A concern has started to bother doctors across the globe on treating coronavirus impacted patents. The question which is disturbing the doctors is — when should patients who need help breathing be placed on ventilators — and could intubation do some people more harm than good?
It’s one of the biggest medical problems, globally, besides gauging the impact of hydroxychloroquine (HCQ) drug for treating Covid-19 patients, a US doctor told AFP. The data is insufficient and there isn’t any confirmed research on the subject since the virus itself is so new and we don’t have the advantage of hindsight.
It’s also difficult to understand for sure whether the patients placed on ventilators would have died anyway because of their deteriorating condition. However, a large number of doctors have stated that coronavirus impacted patients appear to fade quickly when they are put on ventilators and tubes are placed down their windpipes.
In recent weeks, US hospitals have started delaying the use of ventilators. The first warning signs came from Italy, where the vast majority of patients placed on artificial breathing collapsed.
The statistics are also bad in the UK and in the city of New York, where 80% of intubated patients died, according to the state’s governor, often after spending a week or two in intensive care in which they are placed in an artificial coma and their muscles atrophy.
At the beginning of the coronavirus outbreak, patients who were completely out of breath were administered for severe lung condition — Acute Respiratory Distress Syndrome (ARDS). This condition, which limits the lungs from getting in enough oxygen to pass on to other organs, can be triggered by infection or by physical injury.
It’s very threatening, with studies placing the overall fatality rate at around 40%. The standard procedure for these patients is to intubate relatively early, and this is how coronavirus infected patients have generally been treated.
Until, that is, medics began to understand lung complications among patients weren’t quite the same as “typical” ARDS patients, at least not in all cases.
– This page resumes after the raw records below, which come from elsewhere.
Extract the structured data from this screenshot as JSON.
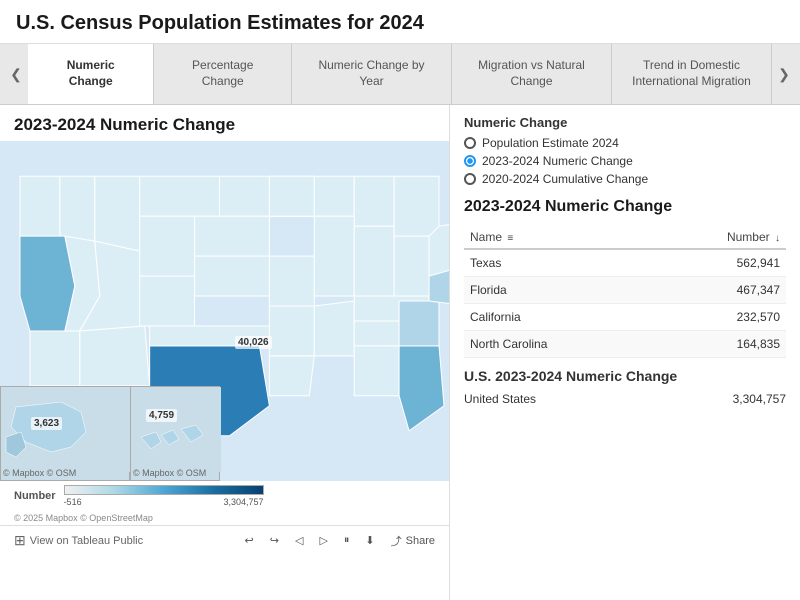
{
  "title": "U.S. Census Population Estimates for 2024",
  "tabs": [
    {
      "label": "Numeric Change",
      "active": true
    },
    {
      "label": "Percentage Change",
      "active": false
    },
    {
      "label": "Numeric Change by Year",
      "active": false
    },
    {
      "label": "Migration vs Natural Change",
      "active": false
    },
    {
      "label": "Trend in Domestic International Migration",
      "active": false
    }
  ],
  "nav": {
    "prev_arrow": "❮",
    "next_arrow": "❯"
  },
  "map": {
    "title": "2023-2024 Numeric Change",
    "label_texas": "40,026",
    "label_alaska": "3,623",
    "label_hawaii": "4,759",
    "mapbox_credit1": "© Mapbox  © OSM",
    "mapbox_credit2": "© Mapbox  © OSM"
  },
  "legend": {
    "label": "Number",
    "min": "-516",
    "max": "3,304,757"
  },
  "filter": {
    "title": "Numeric Change",
    "options": [
      {
        "label": "Population Estimate 2024",
        "selected": false
      },
      {
        "label": "2023-2024 Numeric Change",
        "selected": true
      },
      {
        "label": "2020-2024 Cumulative Change",
        "selected": false
      }
    ]
  },
  "table": {
    "title": "2023-2024 Numeric Change",
    "col_name": "Name",
    "col_sort_name": "≡",
    "col_number": "Number",
    "col_sort_number": "↓",
    "rows": [
      {
        "name": "Texas",
        "number": "562,941"
      },
      {
        "name": "Florida",
        "number": "467,347"
      },
      {
        "name": "California",
        "number": "232,570"
      },
      {
        "name": "North Carolina",
        "number": "164,835"
      }
    ]
  },
  "summary": {
    "title": "U.S. 2023-2024 Numeric Change",
    "row_name": "United States",
    "row_value": "3,304,757"
  },
  "footer": {
    "view_label": "View on Tableau Public",
    "copyright": "© 2025 Mapbox  © OpenStreetMap",
    "undo_icon": "↩",
    "redo_icon": "↪",
    "back_icon": "◁",
    "forward_icon": "▷",
    "pause_icon": "⏸",
    "download_icon": "⬇",
    "share_icon": "⤴",
    "share_label": "Share"
  }
}
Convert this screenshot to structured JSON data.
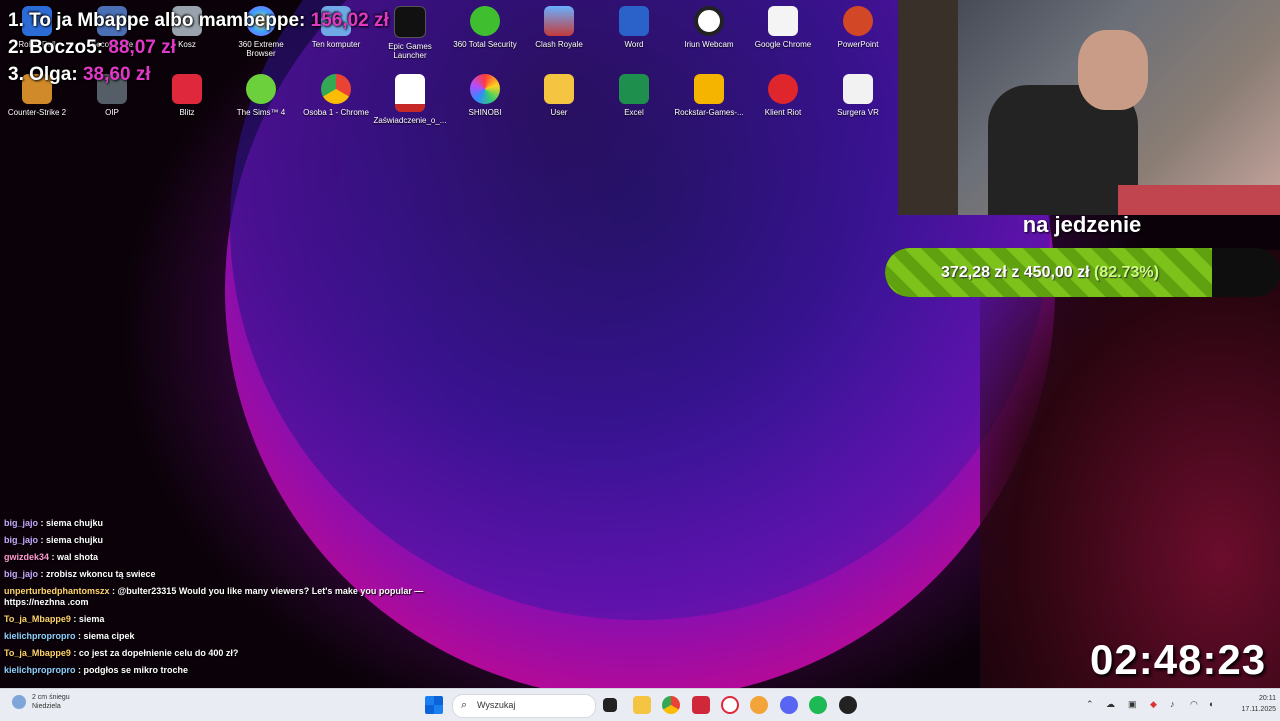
{
  "leaderboard": [
    {
      "rank_name": "1. To ja Mbappe albo mambeppe:",
      "amount": "156,02 zł"
    },
    {
      "rank_name": "2. Boczo5:",
      "amount": "88,07 zł"
    },
    {
      "rank_name": "3. Olga:",
      "amount": "38,60 zł"
    }
  ],
  "desktop_icons_row1": [
    "Robot Roll",
    "Second Life",
    "Kosz",
    "360 Extreme Browser",
    "Ten komputer",
    "Epic Games Launcher",
    "360 Total Security",
    "Clash Royale",
    "Word",
    "Iriun Webcam",
    "Google Chrome",
    "PowerPoint"
  ],
  "desktop_icons_row2": [
    "Counter-Strike 2",
    "OIP",
    "Blitz",
    "The Sims™ 4",
    "Osoba 1 - Chrome",
    "Zaświadczenie_o_...",
    "SHINOBI",
    "User",
    "Excel",
    "Rockstar-Games-...",
    "Klient Riot",
    "Surgera VR"
  ],
  "goal": {
    "title": "na jedzenie",
    "current": "372,28 zł",
    "separator": "z",
    "target": "450,00 zł",
    "percent_label": "(82.73%)",
    "progress": 0.8273
  },
  "chat": [
    {
      "user": "big_jajo",
      "color": "#c8a8ff",
      "msg": "siema chujku"
    },
    {
      "user": "big_jajo",
      "color": "#c8a8ff",
      "msg": "siema chujku"
    },
    {
      "user": "gwizdek34",
      "color": "#ff9ad1",
      "msg": "wal shota"
    },
    {
      "user": "big_jajo",
      "color": "#c8a8ff",
      "msg": "zrobisz wkoncu tą swiece"
    },
    {
      "user": "unperturbedphantomszx",
      "color": "#ffd36b",
      "msg": "@bulter23315 Would you like many viewers? Let's make you popular — https://nezhna .com"
    },
    {
      "user": "To_ja_Mbappe9",
      "color": "#ffd36b",
      "msg": "siema"
    },
    {
      "user": "kielichpropropro",
      "color": "#8fd1ff",
      "msg": "siema cipek"
    },
    {
      "user": "To_ja_Mbappe9",
      "color": "#ffd36b",
      "msg": "co jest za dopełnienie celu do 400 zł?"
    },
    {
      "user": "kielichpropropro",
      "color": "#8fd1ff",
      "msg": "podgłos se mikro troche"
    }
  ],
  "timer": "02:48:23",
  "taskbar": {
    "weather_line1": "2 cm śniegu",
    "weather_line2": "Niedziela",
    "search_placeholder": "Wyszukaj",
    "time": "20:11",
    "date": "17.11.2025"
  }
}
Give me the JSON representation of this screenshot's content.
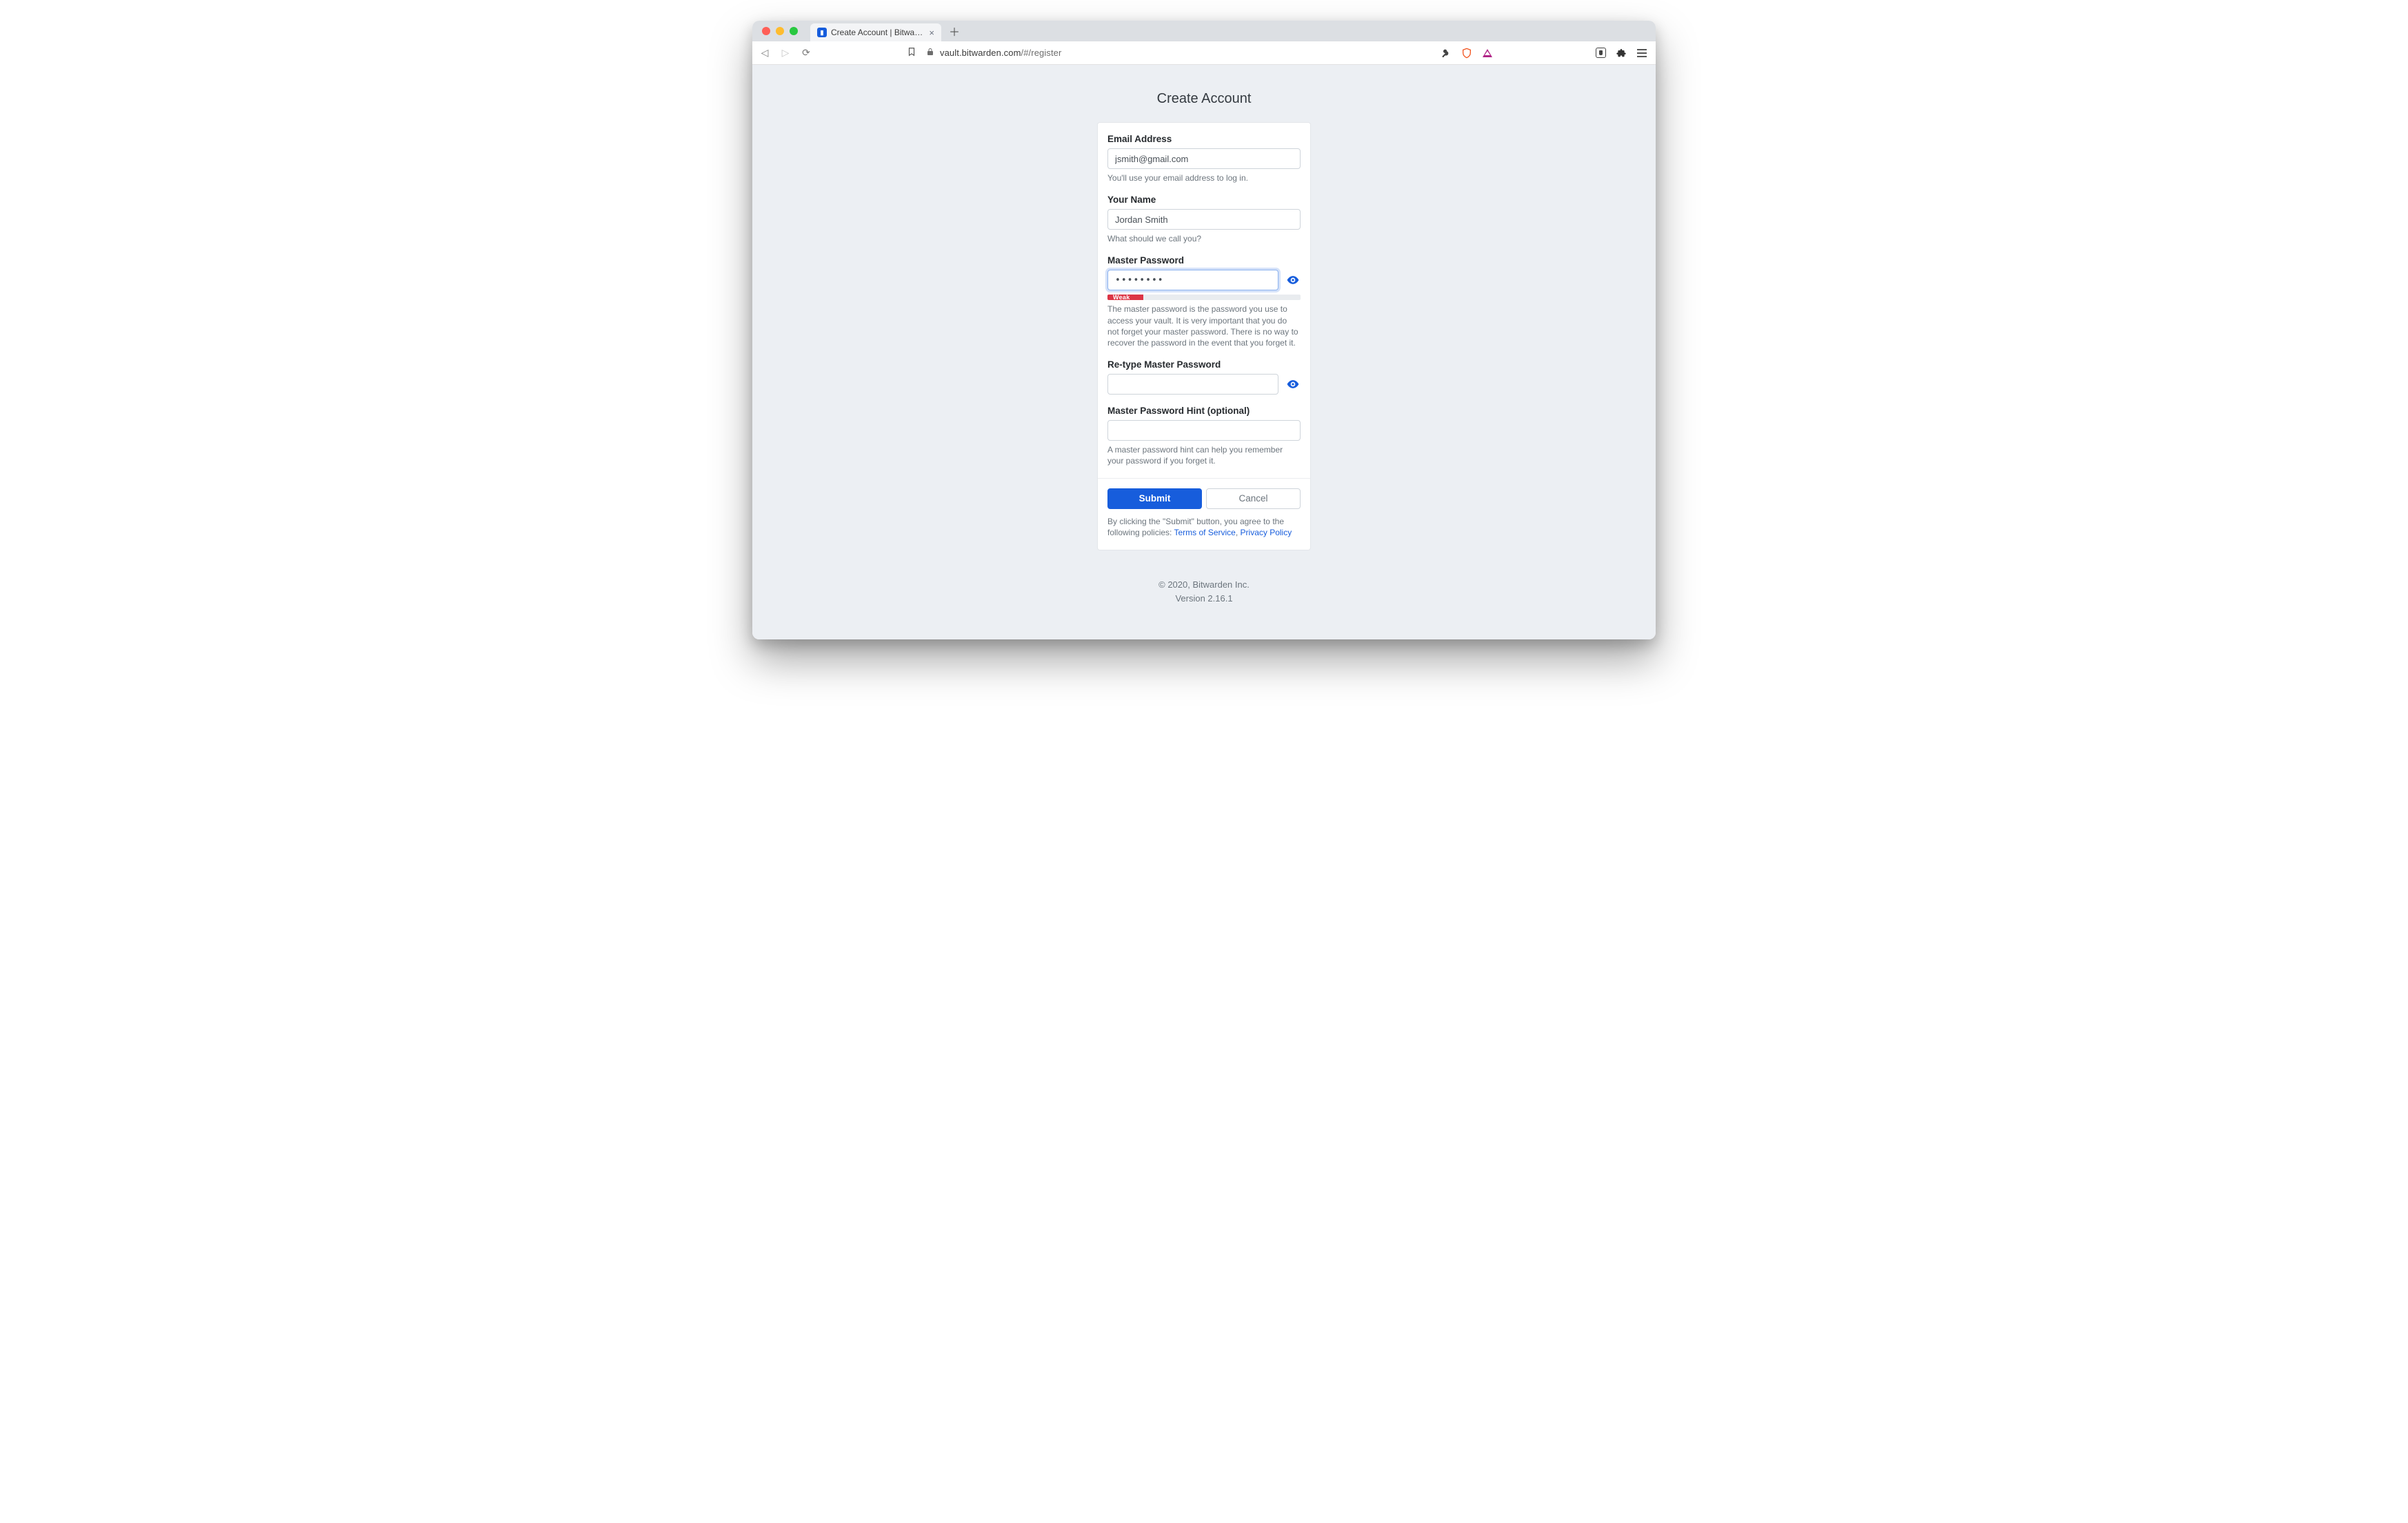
{
  "browser": {
    "tab_title": "Create Account | Bitwarden Web",
    "url_host": "vault.bitwarden.com",
    "url_rest": "/#/register"
  },
  "page": {
    "title": "Create Account"
  },
  "form": {
    "email": {
      "label": "Email Address",
      "value": "jsmith@gmail.com",
      "help": "You'll use your email address to log in."
    },
    "name": {
      "label": "Your Name",
      "value": "Jordan Smith",
      "help": "What should we call you?"
    },
    "password": {
      "label": "Master Password",
      "value": "••••••••",
      "strength_label": "Weak",
      "help": "The master password is the password you use to access your vault. It is very important that you do not forget your master password. There is no way to recover the password in the event that you forget it."
    },
    "retype": {
      "label": "Re-type Master Password",
      "value": ""
    },
    "hint": {
      "label": "Master Password Hint (optional)",
      "value": "",
      "help": "A master password hint can help you remember your password if you forget it."
    },
    "submit_label": "Submit",
    "cancel_label": "Cancel",
    "agree_prefix": "By clicking the \"Submit\" button, you agree to the following policies: ",
    "tos_label": "Terms of Service",
    "sep": ", ",
    "privacy_label": "Privacy Policy"
  },
  "footer": {
    "copyright": "© 2020, Bitwarden Inc.",
    "version": "Version 2.16.1"
  }
}
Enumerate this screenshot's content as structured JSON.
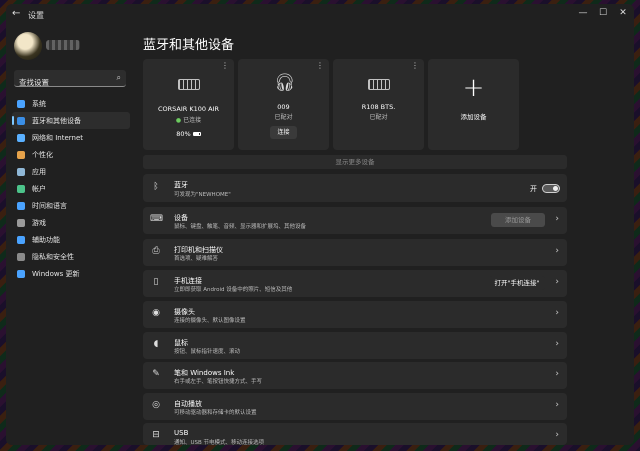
{
  "app_title": "设置",
  "window_controls": [
    "—",
    "☐",
    "✕"
  ],
  "sidebar": {
    "search": {
      "placeholder": "查找设置"
    },
    "items": [
      {
        "label": "系统",
        "color": "#4aa3ff"
      },
      {
        "label": "蓝牙和其他设备",
        "color": "#3a8ee6",
        "active": true
      },
      {
        "label": "网络和 Internet",
        "color": "#5ab0ff"
      },
      {
        "label": "个性化",
        "color": "#e6a24a"
      },
      {
        "label": "应用",
        "color": "#8fb7d6"
      },
      {
        "label": "帐户",
        "color": "#4cc38a"
      },
      {
        "label": "时间和语言",
        "color": "#4aa3ff"
      },
      {
        "label": "游戏",
        "color": "#9a9a9a"
      },
      {
        "label": "辅助功能",
        "color": "#4aa3ff"
      },
      {
        "label": "隐私和安全性",
        "color": "#8a8a8a"
      },
      {
        "label": "Windows 更新",
        "color": "#4aa3ff"
      }
    ]
  },
  "main": {
    "title": "蓝牙和其他设备",
    "cards": [
      {
        "name": "CORSAIR K100 AIR",
        "status": "已连接",
        "battery": "80%"
      },
      {
        "name": "009",
        "status": "已配对",
        "button": "连接"
      },
      {
        "name": "R108 BTS.",
        "status": "已配对"
      },
      {
        "name": "添加设备"
      }
    ],
    "show_more": "显示更多设备",
    "bluetooth": {
      "title": "蓝牙",
      "subtitle": "可发现为\"NEWHOME\"",
      "state": "开"
    },
    "rows": [
      {
        "title": "设备",
        "subtitle": "鼠标、键盘、触笔、音频、显示器和扩展坞、其他设备",
        "button": "添加设备"
      },
      {
        "title": "打印机和扫描仪",
        "subtitle": "首选项、疑难解答"
      },
      {
        "title": "手机连接",
        "subtitle": "立即即获取 Android 设备中的照片、短信及其他",
        "button": "打开\"手机连接\""
      },
      {
        "title": "摄像头",
        "subtitle": "连接的摄像头、默认图像设置"
      },
      {
        "title": "鼠标",
        "subtitle": "按钮、鼠标指针速度、滚动"
      },
      {
        "title": "笔和 Windows Ink",
        "subtitle": "右手或左手、笔按钮快捷方式、手写"
      },
      {
        "title": "自动播放",
        "subtitle": "可移动驱动器和存储卡的默认设置"
      },
      {
        "title": "USB",
        "subtitle": "通知、USB 节电模式、移动连接选项"
      }
    ]
  }
}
The lungs aren’t degraded in the same way — they are less “stiff.”
Doctor Luciano Gattinoni and his colleagues in Milan described at the end of February how they had to adjust their procedures. “All we can do (by) ventilating these patients is ‘buying time’ with minimum additional damage,” he wrote in a research letter to the journal of the American Thoracic Society where he argued for lower air pressure settings.
Kevin Wilson, guideline director for the American Thoracic Society guideline, affirmed the need for caution. “Most of the health care community has gone a little nervous by these bad reports about people not doing well on the ventilator, and actually is moving towards trying to delay intubation,” he told AFP. “We delay as long as we can, but not to a point where it becomes emergent,” he added.
Medics acknowledged that some Covid-19 impacted patients having very low blood oxygen levels and would normally be intubated could infact go without it. Instead of directly using ventilators, doctors are opting to use less invasive methods — like nasal cannulas that feed oxygen up the nose, conventional or more sophisticated breathing masks, or even placing the patients on their stomachs, which helps the lungs. “We’re learning as we go,” said Wilson.
Medical societies, including international experts from the Surviving Sepsis Campaign, are in the process of writing best practice guidelines. None yet have a definitive answer.